Kahel OS is a remastered version of Arch Linux. Arch Linux has a bit of a reputation as not being particularly friendly to average desktop users. Kahel OS is an effort to change that perception and make it easier for people to use Arch Linux.
Kahel OS uses a “rolling release” model which essentially means that you never really have to upgrade it in the traditional sense. You simply update your packages and when you do that you have the latest release automatically. There is no grand jump from one version to the next as there is with other distributions.
Note that there was some controversy in the Arch Linux forums about Kahel OS. I’ll let you draw your own conclusions from the thread itself.
What’s New In This Release
Given that Kahel OS operates on the rolling release model, there isn’t a list of “what’s new” along the lines of what you’d find for Ubuntu or one of the other distributions.
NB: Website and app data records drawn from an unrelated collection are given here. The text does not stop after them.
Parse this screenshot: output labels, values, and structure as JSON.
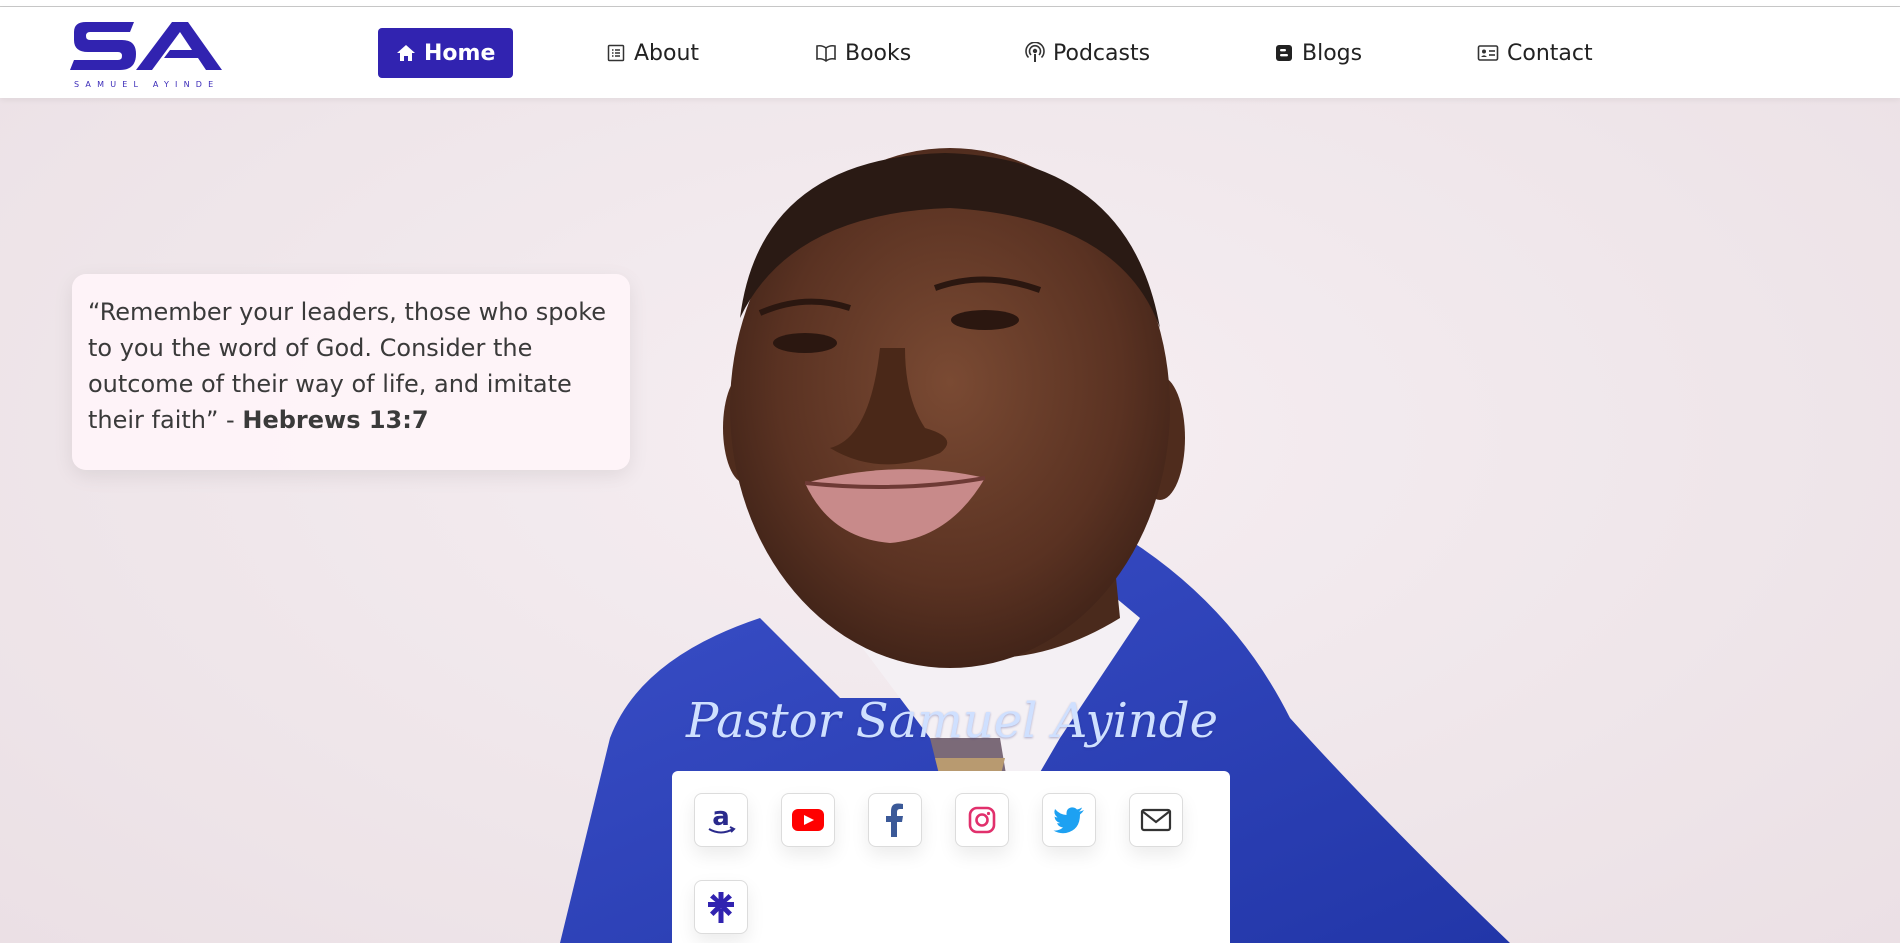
{
  "brand": {
    "initials": "SA",
    "name": "SAMUEL AYINDE",
    "color": "#3123b0"
  },
  "nav": {
    "items": [
      {
        "label": "Home",
        "icon": "home-icon",
        "active": true
      },
      {
        "label": "About",
        "icon": "list-doc-icon",
        "active": false
      },
      {
        "label": "Books",
        "icon": "open-book-icon",
        "active": false
      },
      {
        "label": "Podcasts",
        "icon": "podcast-icon",
        "active": false
      },
      {
        "label": "Blogs",
        "icon": "blogger-icon",
        "active": false
      },
      {
        "label": "Contact",
        "icon": "contact-card-icon",
        "active": false
      }
    ]
  },
  "quote": {
    "text": "“Remember your leaders, those who spoke to you the word of God. Consider the outcome of their way of life, and imitate their faith” - ",
    "reference": "Hebrews 13:7"
  },
  "hero": {
    "name": "Pastor Samuel Ayinde"
  },
  "social": {
    "links": [
      {
        "icon": "amazon-icon",
        "color": "#2a2a8c"
      },
      {
        "icon": "youtube-icon",
        "color": "#ff0000"
      },
      {
        "icon": "facebook-icon",
        "color": "#3b5998"
      },
      {
        "icon": "instagram-icon",
        "color": "#e1306c"
      },
      {
        "icon": "twitter-icon",
        "color": "#1da1f2"
      },
      {
        "icon": "mail-icon",
        "color": "#333333"
      },
      {
        "icon": "linktree-icon",
        "color": "#3123b0"
      }
    ]
  }
}
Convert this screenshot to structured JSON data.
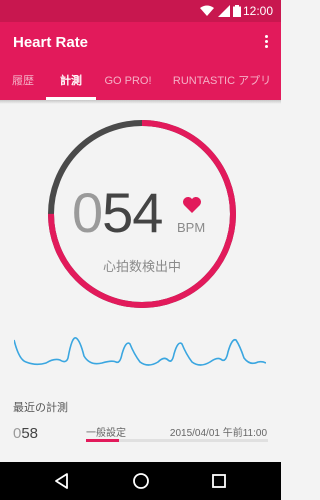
{
  "status_bar": {
    "time": "12:00"
  },
  "app_bar": {
    "title": "Heart Rate"
  },
  "tabs": [
    {
      "label": "履歴",
      "active": false
    },
    {
      "label": "計測",
      "active": true
    },
    {
      "label": "GO PRO!",
      "active": false
    },
    {
      "label": "RUNTASTIC アプリ",
      "active": false
    }
  ],
  "measurement": {
    "bpm_leading": "0",
    "bpm_value": "54",
    "unit": "BPM",
    "status": "心拍数検出中",
    "gauge_progress": 0.75
  },
  "recent": {
    "label": "最近の計測",
    "value_leading": "0",
    "value": "58",
    "mode": "一般設定",
    "date": "2015/04/01 午前11:00",
    "bar_fraction": 0.18
  },
  "colors": {
    "accent": "#e21a5b",
    "status_bar": "#c8174f",
    "gauge_track": "#4a4a4a",
    "wave": "#3aa6e0"
  },
  "icons": [
    "wifi-icon",
    "signal-icon",
    "battery-icon",
    "more-vert-icon",
    "heart-icon",
    "back-icon",
    "home-icon",
    "recents-icon"
  ]
}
I poked around the Kahel OS site just in case to see if there was anything useful to include in this section but I didn’t come across anything.
Requirements & Installation
Here’s a list of what you’ll need to install Kahel OS:
- Kahel OS Enterprise Linux (desktop Edition) Installation Media
An i686-based or x86-64 computer
At least Intel Pentium Pro, Intel Pentium 3 or AMD Athlon/Duron.
Note that AMD K6, Transmeta Crusoe, CyrixIII, and VIA-C3 are NOT supported.
- ATI, Nvidia or Intel graphics cards recommended for desktop effects
- At least 256 MB RAM
- 5 GB Free Disk Space
The install ran for about 20 minutes or so. Note that the installer is text-based so you won’t have the slickness of Ubuntu or some of the other distros.
Also at one point you have to use the editor nano to review a config file at the end. I absolutely positively dislike that part of the install process. I got through it fine but a total newbie to Linux would not know what the hell to do. That part of the install process needs to be removed entirely or otherwise automated.
You will also need to do a bit of partitioning, installing Grub and some other stuff that might throw off a newbie to Linux.
Desktop & Apps
Kahel OS uses Gnome so if you’re a Gnome lover you’ll feel right at home. If KDE or one of the lighter-weight desktops is your preference then you might be a bit disappointed. I like Gnome so I was quite comfortable with the Kahel OS desktop. The wallpaper is bright and colorful. And the desktop itself isn’t cluttered with too many icons.
The selection of software is fair but contains some glaring omissions as I’ll note in the problems section. Here’s a sample of some of what you’ll find: